Local authorities, international organizations, and consumer associations are increasingly aware of the socioeconomic importance of street foods but also of their associated risks. “With the increasing pace of globalization and tourism,” FAO said, “the safety of street food has become one of the major concerns of public health, and a focus for governments and scientists to raise public awareness.”
A DOST study conducted some years back discovered that most of the samples taken from the street foods sold in four urban centers – in Davao, Cagayan de Oro, Laguna and University of the Philippines Diliman campus in Quezon City – did not pass quality standards.
(Some previous studies conducted by FNRI showed that microorganism contamination of street food was mainly due to poor handling and unhygienic practices of both vendors and consumers.)
In the DOST study, microbiological findings indicated the presence of coliforms such as Escherichia coli, Enterobacterae aerogenes, and E. cloacae in both barbecued and deep-fried animal by-products. This means that the bacteria load of the selected food samples was rather high, ranging from 240 to 2,400 per gram of food.
In a study done by the US-based Equity Policy Center, it was found that the largest single problem of the street food industry in most of the developing countries is the lack of access to clean water for washing utensils and hands.
“Where clean water is hard to obtain, a single bucket of untreated water might serve throughout the day, a banana leaf floating on top to hide the filth,” the study noted.
One of the health problems people may suffer from eating bacteria-laden street foods is diarrhea.
“Diarrhea is a leading cause of child mortality and morbidity in the world, and mostly results from contaminated food and water sources,” the United Nations health agency said.

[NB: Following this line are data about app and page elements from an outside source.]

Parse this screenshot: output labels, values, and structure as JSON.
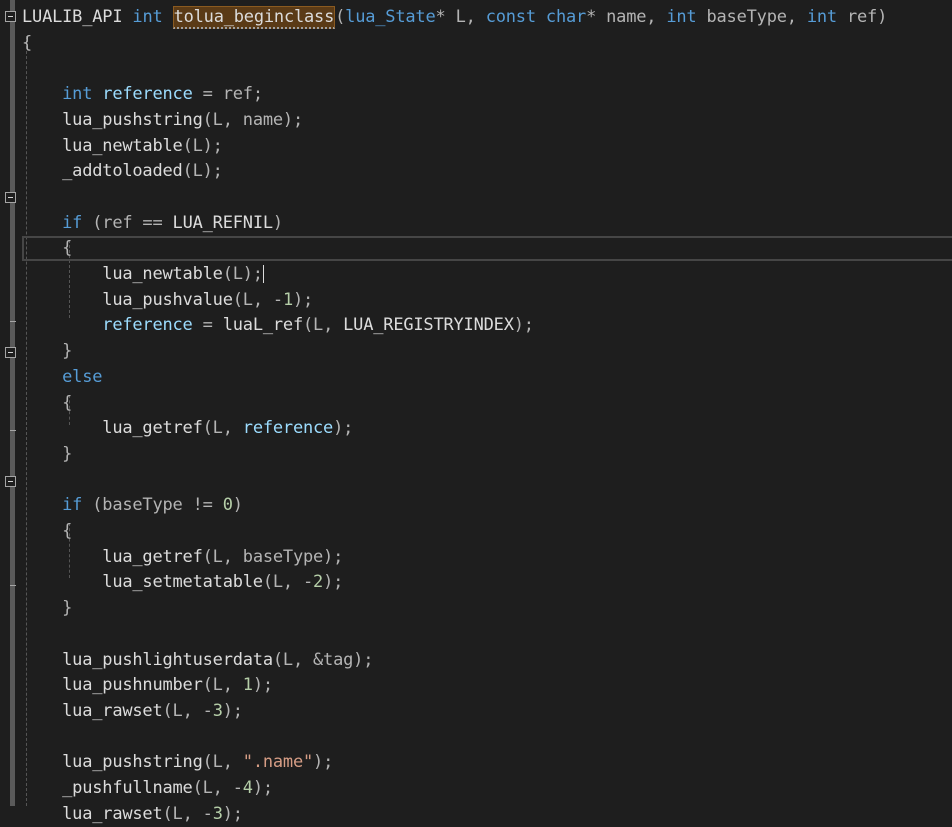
{
  "editor": {
    "lines": [
      {
        "tokens": [
          {
            "t": "LUALIB_API",
            "c": "fn"
          },
          {
            "t": " "
          },
          {
            "t": "int",
            "c": "kw"
          },
          {
            "t": " "
          },
          {
            "t": "tolua_beginclass",
            "c": "fn hl-func dots"
          },
          {
            "t": "(",
            "c": "punct"
          },
          {
            "t": "lua_State",
            "c": "kw"
          },
          {
            "t": "* L, ",
            "c": "punct"
          },
          {
            "t": "const",
            "c": "kw"
          },
          {
            "t": " "
          },
          {
            "t": "char",
            "c": "kw"
          },
          {
            "t": "* name, ",
            "c": "punct"
          },
          {
            "t": "int",
            "c": "kw"
          },
          {
            "t": " baseType, ",
            "c": "punct"
          },
          {
            "t": "int",
            "c": "kw"
          },
          {
            "t": " ref)",
            "c": "punct"
          }
        ]
      },
      {
        "tokens": [
          {
            "t": "{",
            "c": "punct"
          }
        ]
      },
      {
        "tokens": []
      },
      {
        "tokens": [
          {
            "t": "    "
          },
          {
            "t": "int",
            "c": "kw"
          },
          {
            "t": " "
          },
          {
            "t": "reference",
            "c": "var"
          },
          {
            "t": " = ref;",
            "c": "punct"
          }
        ]
      },
      {
        "tokens": [
          {
            "t": "    "
          },
          {
            "t": "lua_pushstring",
            "c": "fn"
          },
          {
            "t": "(L, name);",
            "c": "punct"
          }
        ]
      },
      {
        "tokens": [
          {
            "t": "    "
          },
          {
            "t": "lua_newtable",
            "c": "fn"
          },
          {
            "t": "(L);",
            "c": "punct"
          }
        ]
      },
      {
        "tokens": [
          {
            "t": "    "
          },
          {
            "t": "_addtoloaded",
            "c": "fn"
          },
          {
            "t": "(L);",
            "c": "punct"
          }
        ]
      },
      {
        "tokens": []
      },
      {
        "tokens": [
          {
            "t": "    "
          },
          {
            "t": "if",
            "c": "kw"
          },
          {
            "t": " (ref == ",
            "c": "punct"
          },
          {
            "t": "LUA_REFNIL",
            "c": "fn"
          },
          {
            "t": ")",
            "c": "punct"
          }
        ]
      },
      {
        "tokens": [
          {
            "t": "    "
          },
          {
            "t": "{",
            "c": "punct"
          }
        ]
      },
      {
        "tokens": [
          {
            "t": "        "
          },
          {
            "t": "lua_newtable",
            "c": "fn"
          },
          {
            "t": "(L);",
            "c": "punct"
          },
          {
            "caret": true
          }
        ]
      },
      {
        "tokens": [
          {
            "t": "        "
          },
          {
            "t": "lua_pushvalue",
            "c": "fn"
          },
          {
            "t": "(L, -",
            "c": "punct"
          },
          {
            "t": "1",
            "c": "num"
          },
          {
            "t": ");",
            "c": "punct"
          }
        ]
      },
      {
        "tokens": [
          {
            "t": "        "
          },
          {
            "t": "reference",
            "c": "var"
          },
          {
            "t": " = ",
            "c": "punct"
          },
          {
            "t": "luaL_ref",
            "c": "fn"
          },
          {
            "t": "(L, ",
            "c": "punct"
          },
          {
            "t": "LUA_REGISTRYINDEX",
            "c": "fn"
          },
          {
            "t": ");",
            "c": "punct"
          }
        ]
      },
      {
        "tokens": [
          {
            "t": "    "
          },
          {
            "t": "}",
            "c": "punct"
          }
        ]
      },
      {
        "tokens": [
          {
            "t": "    "
          },
          {
            "t": "else",
            "c": "kw"
          }
        ]
      },
      {
        "tokens": [
          {
            "t": "    "
          },
          {
            "t": "{",
            "c": "punct"
          }
        ]
      },
      {
        "tokens": [
          {
            "t": "        "
          },
          {
            "t": "lua_getref",
            "c": "fn"
          },
          {
            "t": "(L, ",
            "c": "punct"
          },
          {
            "t": "reference",
            "c": "var"
          },
          {
            "t": ");",
            "c": "punct"
          }
        ]
      },
      {
        "tokens": [
          {
            "t": "    "
          },
          {
            "t": "}",
            "c": "punct"
          }
        ]
      },
      {
        "tokens": []
      },
      {
        "tokens": [
          {
            "t": "    "
          },
          {
            "t": "if",
            "c": "kw"
          },
          {
            "t": " (baseType != ",
            "c": "punct"
          },
          {
            "t": "0",
            "c": "num"
          },
          {
            "t": ")",
            "c": "punct"
          }
        ]
      },
      {
        "tokens": [
          {
            "t": "    "
          },
          {
            "t": "{",
            "c": "punct"
          }
        ]
      },
      {
        "tokens": [
          {
            "t": "        "
          },
          {
            "t": "lua_getref",
            "c": "fn"
          },
          {
            "t": "(L, baseType);",
            "c": "punct"
          }
        ]
      },
      {
        "tokens": [
          {
            "t": "        "
          },
          {
            "t": "lua_setmetatable",
            "c": "fn"
          },
          {
            "t": "(L, -",
            "c": "punct"
          },
          {
            "t": "2",
            "c": "num"
          },
          {
            "t": ");",
            "c": "punct"
          }
        ]
      },
      {
        "tokens": [
          {
            "t": "    "
          },
          {
            "t": "}",
            "c": "punct"
          }
        ]
      },
      {
        "tokens": []
      },
      {
        "tokens": [
          {
            "t": "    "
          },
          {
            "t": "lua_pushlightuserdata",
            "c": "fn"
          },
          {
            "t": "(L, &tag);",
            "c": "punct"
          }
        ]
      },
      {
        "tokens": [
          {
            "t": "    "
          },
          {
            "t": "lua_pushnumber",
            "c": "fn"
          },
          {
            "t": "(L, ",
            "c": "punct"
          },
          {
            "t": "1",
            "c": "num"
          },
          {
            "t": ");",
            "c": "punct"
          }
        ]
      },
      {
        "tokens": [
          {
            "t": "    "
          },
          {
            "t": "lua_rawset",
            "c": "fn"
          },
          {
            "t": "(L, -",
            "c": "punct"
          },
          {
            "t": "3",
            "c": "num"
          },
          {
            "t": ");",
            "c": "punct"
          }
        ]
      },
      {
        "tokens": []
      },
      {
        "tokens": [
          {
            "t": "    "
          },
          {
            "t": "lua_pushstring",
            "c": "fn"
          },
          {
            "t": "(L, ",
            "c": "punct"
          },
          {
            "t": "\".name\"",
            "c": "str"
          },
          {
            "t": ");",
            "c": "punct"
          }
        ]
      },
      {
        "tokens": [
          {
            "t": "    "
          },
          {
            "t": "_pushfullname",
            "c": "fn"
          },
          {
            "t": "(L, -",
            "c": "punct"
          },
          {
            "t": "4",
            "c": "num"
          },
          {
            "t": ");",
            "c": "punct"
          }
        ]
      },
      {
        "tokens": [
          {
            "t": "    "
          },
          {
            "t": "lua_rawset",
            "c": "fn"
          },
          {
            "t": "(L, -",
            "c": "punct"
          },
          {
            "t": "3",
            "c": "num"
          },
          {
            "t": ");",
            "c": "punct"
          }
        ]
      }
    ]
  }
}
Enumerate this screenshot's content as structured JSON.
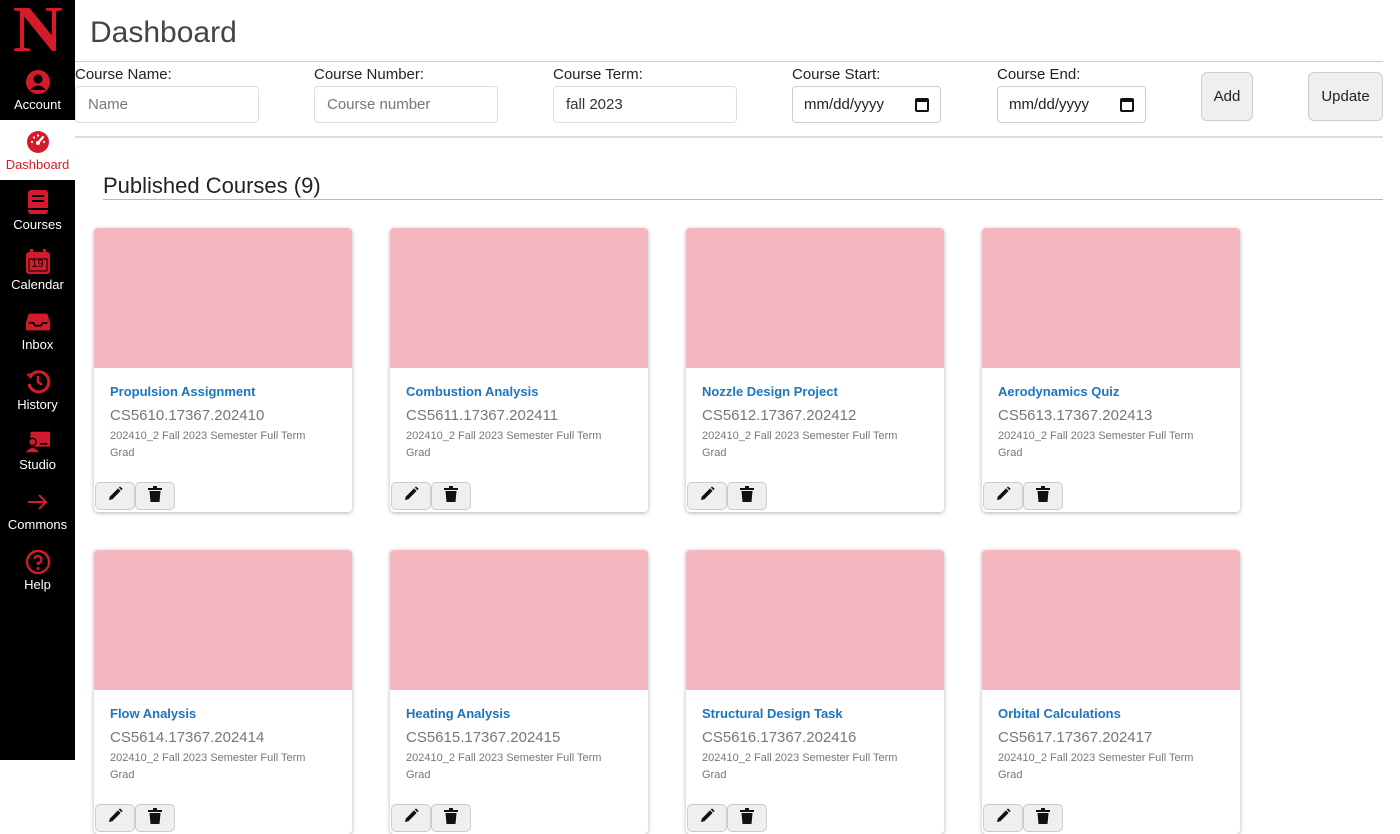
{
  "brand": {
    "logo_letter": "N",
    "accent": "#d41b2c"
  },
  "sidebar": {
    "items": [
      {
        "label": "Account",
        "icon": "account-icon"
      },
      {
        "label": "Dashboard",
        "icon": "dashboard-icon",
        "active": true
      },
      {
        "label": "Courses",
        "icon": "courses-icon"
      },
      {
        "label": "Calendar",
        "icon": "calendar-icon",
        "date": "19"
      },
      {
        "label": "Inbox",
        "icon": "inbox-icon"
      },
      {
        "label": "History",
        "icon": "history-icon"
      },
      {
        "label": "Studio",
        "icon": "studio-icon"
      },
      {
        "label": "Commons",
        "icon": "commons-icon"
      },
      {
        "label": "Help",
        "icon": "help-icon"
      }
    ]
  },
  "header": {
    "title": "Dashboard"
  },
  "form": {
    "course_name": {
      "label": "Course Name:",
      "placeholder": "Name",
      "value": ""
    },
    "course_number": {
      "label": "Course Number:",
      "placeholder": "Course number",
      "value": ""
    },
    "course_term": {
      "label": "Course Term:",
      "placeholder": "",
      "value": "fall 2023"
    },
    "course_start": {
      "label": "Course Start:",
      "value": "mm/dd/yyyy"
    },
    "course_end": {
      "label": "Course End:",
      "value": "mm/dd/yyyy"
    },
    "add_label": "Add",
    "update_label": "Update"
  },
  "section": {
    "title": "Published Courses (9)"
  },
  "courses": [
    {
      "title": "Propulsion Assignment",
      "code": "CS5610.17367.202410",
      "term": "202410_2 Fall 2023 Semester Full Term Grad",
      "color": "#f4b7c0"
    },
    {
      "title": "Combustion Analysis",
      "code": "CS5611.17367.202411",
      "term": "202410_2 Fall 2023 Semester Full Term Grad",
      "color": "#f4b7c0"
    },
    {
      "title": "Nozzle Design Project",
      "code": "CS5612.17367.202412",
      "term": "202410_2 Fall 2023 Semester Full Term Grad",
      "color": "#f4b7c0"
    },
    {
      "title": "Aerodynamics Quiz",
      "code": "CS5613.17367.202413",
      "term": "202410_2 Fall 2023 Semester Full Term Grad",
      "color": "#f4b7c0"
    },
    {
      "title": "Flow Analysis",
      "code": "CS5614.17367.202414",
      "term": "202410_2 Fall 2023 Semester Full Term Grad",
      "color": "#f4b7c0"
    },
    {
      "title": "Heating Analysis",
      "code": "CS5615.17367.202415",
      "term": "202410_2 Fall 2023 Semester Full Term Grad",
      "color": "#f4b7c0"
    },
    {
      "title": "Structural Design Task",
      "code": "CS5616.17367.202416",
      "term": "202410_2 Fall 2023 Semester Full Term Grad",
      "color": "#f4b7c0"
    },
    {
      "title": "Orbital Calculations",
      "code": "CS5617.17367.202417",
      "term": "202410_2 Fall 2023 Semester Full Term Grad",
      "color": "#f4b7c0"
    }
  ]
}
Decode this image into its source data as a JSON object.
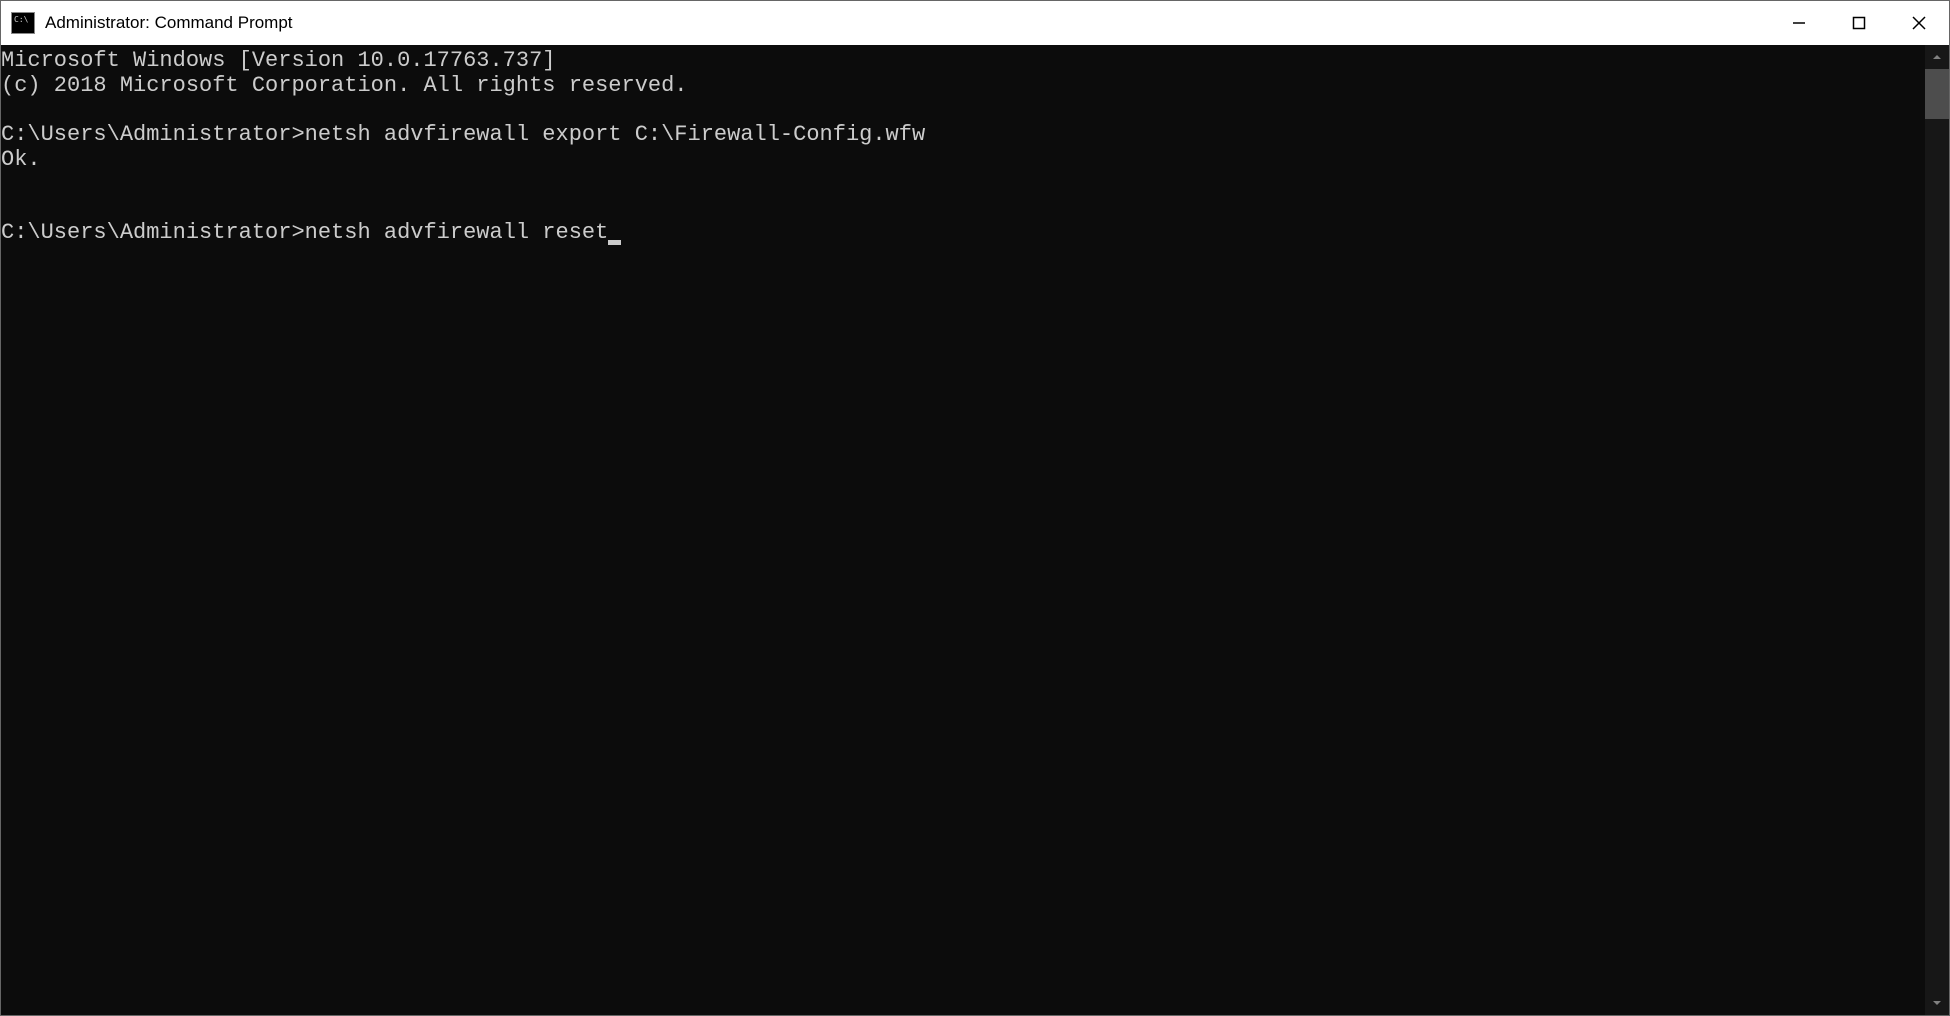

Interventions to prevent diarrhea, including safe drinking water, use of improved sanitation, and hand washing with soap, can reduce disease risk, the WHO added.
Now going back to street food – are they boon or bane? While they are a boon to vendors, street foods are also a bane among consumers. Because of this, concerned sectors – especially those selling near school campuses – are compelled to observe proper sanitation and cleanliness with stringent measures to discourage roadside food vendors from selling unsanitary and junk foods to students.
“Any potential health hazards from street foods,” wrote Henson, quoting FNRI, “can be prevented if we only take the challenges of food quality and safety.”
When the news broke out of the diarrhea outbreak in Toril, and six people were reported dead as a result, Councilor Bernie Al-ag, chair of the Committee on Trade and Commerce, told the press that he was thinking of regulating the selling of street foods.
“I look into this regarding putting some process of permits for the ambulant vendors and putting some requirements of the health certificate for the vendors and health or sanitary training for the operators,” EDGE Davao’s Maya Padillo quoted him as saying.
“I will be looking into this with the Committee on Health regarding the policy on street food or may be a street food ordinance,” he added.
For his part, Mayor Sebastian “Baste” Duterte echoed the same idea. He wanted to impose more requirements, one of which was urging vendors to have health cards before they can sell street foods in the city.
During the Special Hour with Mayor Baste that was aired over Davao City Disaster Radio recently, Duterte stressed: “There will be more requirements. They (vendors) have to comply with health standards.”
It’s just right so that another diarrhea outbreak in Davao City could be avoided!